Science, Technology and Discoveries

Hale, George Ellery

Hale, George Ellery (1868-1938), American astronomer, born in Chicago, Illinois, and educated at the Massachusetts Institute of Technology. While Hale was still in college, his father built the Kenwood Observatory, a small observatory near Chicago. Hale used the observatory for original research and in 1889 invented the spectroheliograph, a device used to study the surface of the sun. In 1892 Hale was appointed associate professor of astrophysics at the University of Chicago and in 1895 he organized the Yerkes Observatory, in Williams Bay, Wisconsin, of which he served as director until 1904. In 1904 he organized the Mount Wilson Observatory, near Los Angeles, California, which he directed until 1923. In 1908, Hale discovered that sunspots have magnetic fields. Hale conceived and helped design the first giant reflecting telescope.

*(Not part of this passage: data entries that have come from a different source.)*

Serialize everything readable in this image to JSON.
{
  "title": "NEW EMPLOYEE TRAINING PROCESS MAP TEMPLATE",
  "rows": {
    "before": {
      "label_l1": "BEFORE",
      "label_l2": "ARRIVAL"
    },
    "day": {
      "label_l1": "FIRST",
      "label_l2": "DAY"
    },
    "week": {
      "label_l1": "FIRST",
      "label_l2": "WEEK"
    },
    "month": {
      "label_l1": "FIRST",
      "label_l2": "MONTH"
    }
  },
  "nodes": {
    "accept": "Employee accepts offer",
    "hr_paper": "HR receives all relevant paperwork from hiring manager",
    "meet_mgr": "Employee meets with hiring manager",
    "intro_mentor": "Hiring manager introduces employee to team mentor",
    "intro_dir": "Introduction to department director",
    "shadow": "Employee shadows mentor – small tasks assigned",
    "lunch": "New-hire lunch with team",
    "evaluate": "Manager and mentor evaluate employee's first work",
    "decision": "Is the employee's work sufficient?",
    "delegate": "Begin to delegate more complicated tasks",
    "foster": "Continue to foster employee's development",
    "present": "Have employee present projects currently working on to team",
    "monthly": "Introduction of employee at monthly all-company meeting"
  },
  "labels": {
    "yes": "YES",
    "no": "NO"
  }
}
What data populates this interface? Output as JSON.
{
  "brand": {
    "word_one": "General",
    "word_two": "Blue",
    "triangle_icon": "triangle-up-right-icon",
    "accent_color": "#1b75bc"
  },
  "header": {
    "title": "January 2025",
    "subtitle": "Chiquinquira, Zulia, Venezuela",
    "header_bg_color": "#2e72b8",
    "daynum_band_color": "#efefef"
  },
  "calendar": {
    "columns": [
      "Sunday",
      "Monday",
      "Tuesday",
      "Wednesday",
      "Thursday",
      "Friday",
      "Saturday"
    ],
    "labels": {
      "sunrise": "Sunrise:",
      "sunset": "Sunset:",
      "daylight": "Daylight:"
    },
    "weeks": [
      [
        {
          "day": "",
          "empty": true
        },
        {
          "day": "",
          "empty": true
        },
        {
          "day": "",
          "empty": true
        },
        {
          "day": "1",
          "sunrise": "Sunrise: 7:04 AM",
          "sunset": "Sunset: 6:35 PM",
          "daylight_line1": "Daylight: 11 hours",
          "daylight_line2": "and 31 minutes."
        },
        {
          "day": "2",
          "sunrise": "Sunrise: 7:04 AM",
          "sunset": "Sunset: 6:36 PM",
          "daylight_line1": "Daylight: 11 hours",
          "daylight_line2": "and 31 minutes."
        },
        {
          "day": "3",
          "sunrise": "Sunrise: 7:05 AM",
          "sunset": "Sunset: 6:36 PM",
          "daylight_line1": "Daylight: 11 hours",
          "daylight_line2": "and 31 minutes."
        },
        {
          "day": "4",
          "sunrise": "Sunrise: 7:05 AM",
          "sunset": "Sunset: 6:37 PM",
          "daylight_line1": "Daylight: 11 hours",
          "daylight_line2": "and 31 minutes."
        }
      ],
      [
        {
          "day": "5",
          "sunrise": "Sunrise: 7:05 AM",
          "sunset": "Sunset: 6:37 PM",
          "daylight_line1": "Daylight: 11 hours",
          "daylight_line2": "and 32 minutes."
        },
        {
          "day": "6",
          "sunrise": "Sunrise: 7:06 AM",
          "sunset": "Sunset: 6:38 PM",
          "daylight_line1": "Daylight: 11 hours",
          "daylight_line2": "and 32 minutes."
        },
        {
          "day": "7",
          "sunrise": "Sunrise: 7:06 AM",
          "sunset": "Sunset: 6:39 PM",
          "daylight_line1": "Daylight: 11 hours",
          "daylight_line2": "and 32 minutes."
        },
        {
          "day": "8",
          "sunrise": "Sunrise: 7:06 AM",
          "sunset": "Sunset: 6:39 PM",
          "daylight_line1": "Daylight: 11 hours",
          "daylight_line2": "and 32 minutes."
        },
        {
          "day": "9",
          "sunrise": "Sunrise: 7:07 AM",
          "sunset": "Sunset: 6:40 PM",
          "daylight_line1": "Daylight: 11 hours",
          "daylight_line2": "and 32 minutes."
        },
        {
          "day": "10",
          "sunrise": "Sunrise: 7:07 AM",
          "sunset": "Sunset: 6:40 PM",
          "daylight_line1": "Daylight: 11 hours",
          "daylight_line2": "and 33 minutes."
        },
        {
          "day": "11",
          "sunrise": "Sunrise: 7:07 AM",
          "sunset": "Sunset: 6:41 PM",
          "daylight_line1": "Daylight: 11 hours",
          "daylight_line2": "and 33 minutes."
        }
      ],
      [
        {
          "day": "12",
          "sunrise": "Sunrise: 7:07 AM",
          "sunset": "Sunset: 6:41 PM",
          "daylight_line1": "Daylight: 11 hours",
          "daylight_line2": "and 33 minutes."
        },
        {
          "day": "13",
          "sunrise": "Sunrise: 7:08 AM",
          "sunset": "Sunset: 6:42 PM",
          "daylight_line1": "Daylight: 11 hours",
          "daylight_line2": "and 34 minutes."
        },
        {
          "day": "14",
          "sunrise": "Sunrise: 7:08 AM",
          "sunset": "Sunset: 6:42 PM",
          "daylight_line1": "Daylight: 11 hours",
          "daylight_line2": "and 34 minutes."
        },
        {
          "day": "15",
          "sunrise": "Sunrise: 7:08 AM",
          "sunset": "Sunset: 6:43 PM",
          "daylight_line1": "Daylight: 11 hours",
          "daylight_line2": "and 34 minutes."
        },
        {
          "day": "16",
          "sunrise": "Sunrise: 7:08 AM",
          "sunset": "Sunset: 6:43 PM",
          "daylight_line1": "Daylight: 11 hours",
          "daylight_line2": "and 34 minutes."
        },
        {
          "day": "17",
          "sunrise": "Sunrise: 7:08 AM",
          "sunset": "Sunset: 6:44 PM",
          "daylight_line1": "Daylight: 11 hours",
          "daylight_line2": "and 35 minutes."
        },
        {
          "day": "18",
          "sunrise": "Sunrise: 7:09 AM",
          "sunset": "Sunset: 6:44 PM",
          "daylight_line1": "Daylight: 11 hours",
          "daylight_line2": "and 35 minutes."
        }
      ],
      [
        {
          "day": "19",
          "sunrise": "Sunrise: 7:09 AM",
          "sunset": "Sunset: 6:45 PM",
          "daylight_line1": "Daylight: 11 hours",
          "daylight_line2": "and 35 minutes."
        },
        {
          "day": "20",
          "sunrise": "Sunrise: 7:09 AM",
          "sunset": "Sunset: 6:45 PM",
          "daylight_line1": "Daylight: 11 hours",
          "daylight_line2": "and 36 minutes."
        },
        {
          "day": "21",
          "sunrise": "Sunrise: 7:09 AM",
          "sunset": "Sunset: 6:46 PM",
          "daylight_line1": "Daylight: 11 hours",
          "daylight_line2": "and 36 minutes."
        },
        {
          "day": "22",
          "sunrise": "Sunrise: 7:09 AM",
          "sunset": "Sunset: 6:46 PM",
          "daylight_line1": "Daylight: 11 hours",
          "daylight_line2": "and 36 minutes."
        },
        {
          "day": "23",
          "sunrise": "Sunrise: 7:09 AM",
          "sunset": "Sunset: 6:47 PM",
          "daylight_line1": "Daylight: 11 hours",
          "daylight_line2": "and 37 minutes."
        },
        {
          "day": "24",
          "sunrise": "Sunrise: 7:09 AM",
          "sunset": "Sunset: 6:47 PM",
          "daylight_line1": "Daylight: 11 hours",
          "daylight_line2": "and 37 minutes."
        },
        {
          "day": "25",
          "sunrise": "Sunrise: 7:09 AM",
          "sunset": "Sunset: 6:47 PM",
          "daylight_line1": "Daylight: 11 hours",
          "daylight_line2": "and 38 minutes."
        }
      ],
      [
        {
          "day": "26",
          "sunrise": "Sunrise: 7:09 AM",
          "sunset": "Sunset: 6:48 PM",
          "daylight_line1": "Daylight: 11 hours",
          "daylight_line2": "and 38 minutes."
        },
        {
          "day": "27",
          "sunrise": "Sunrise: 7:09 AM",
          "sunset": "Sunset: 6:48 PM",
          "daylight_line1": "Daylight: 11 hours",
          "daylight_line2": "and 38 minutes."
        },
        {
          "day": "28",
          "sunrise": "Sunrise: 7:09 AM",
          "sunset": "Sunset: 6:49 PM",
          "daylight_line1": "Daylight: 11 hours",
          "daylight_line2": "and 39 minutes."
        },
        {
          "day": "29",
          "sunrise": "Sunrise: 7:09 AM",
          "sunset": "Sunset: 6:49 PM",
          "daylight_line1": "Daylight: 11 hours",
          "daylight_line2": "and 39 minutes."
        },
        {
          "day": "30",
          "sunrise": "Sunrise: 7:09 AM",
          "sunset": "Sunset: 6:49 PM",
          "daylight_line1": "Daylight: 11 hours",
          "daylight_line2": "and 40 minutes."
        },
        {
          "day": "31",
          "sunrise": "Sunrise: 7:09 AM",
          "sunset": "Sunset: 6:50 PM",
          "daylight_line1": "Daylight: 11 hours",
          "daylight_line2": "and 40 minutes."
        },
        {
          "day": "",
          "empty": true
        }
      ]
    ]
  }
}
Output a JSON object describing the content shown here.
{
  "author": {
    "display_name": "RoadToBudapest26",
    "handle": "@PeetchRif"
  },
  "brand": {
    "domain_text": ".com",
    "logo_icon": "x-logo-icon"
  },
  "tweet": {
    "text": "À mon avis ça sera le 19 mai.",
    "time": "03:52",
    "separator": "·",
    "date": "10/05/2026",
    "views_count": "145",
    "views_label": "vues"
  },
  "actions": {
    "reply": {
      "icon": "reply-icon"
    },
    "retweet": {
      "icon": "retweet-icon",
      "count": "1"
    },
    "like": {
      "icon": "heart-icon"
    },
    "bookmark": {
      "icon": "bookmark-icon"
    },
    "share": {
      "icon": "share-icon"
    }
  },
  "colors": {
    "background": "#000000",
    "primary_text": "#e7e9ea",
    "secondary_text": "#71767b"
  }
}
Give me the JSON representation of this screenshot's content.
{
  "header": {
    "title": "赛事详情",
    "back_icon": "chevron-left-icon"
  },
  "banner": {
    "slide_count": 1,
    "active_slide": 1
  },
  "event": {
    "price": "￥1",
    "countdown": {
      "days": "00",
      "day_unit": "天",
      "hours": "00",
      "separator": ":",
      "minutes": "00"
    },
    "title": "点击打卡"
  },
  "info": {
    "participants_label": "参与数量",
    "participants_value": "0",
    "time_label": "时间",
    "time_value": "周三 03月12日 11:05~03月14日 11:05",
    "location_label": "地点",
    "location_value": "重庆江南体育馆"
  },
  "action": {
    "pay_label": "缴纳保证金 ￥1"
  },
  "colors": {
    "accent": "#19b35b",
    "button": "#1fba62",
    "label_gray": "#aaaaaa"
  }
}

The instrument, a reflector with a 200-in (5.08-m) mirror, was installed at Mount Palomar Observatory near San Diego, California, in 1948. It was named the Hale Telescope in his honor.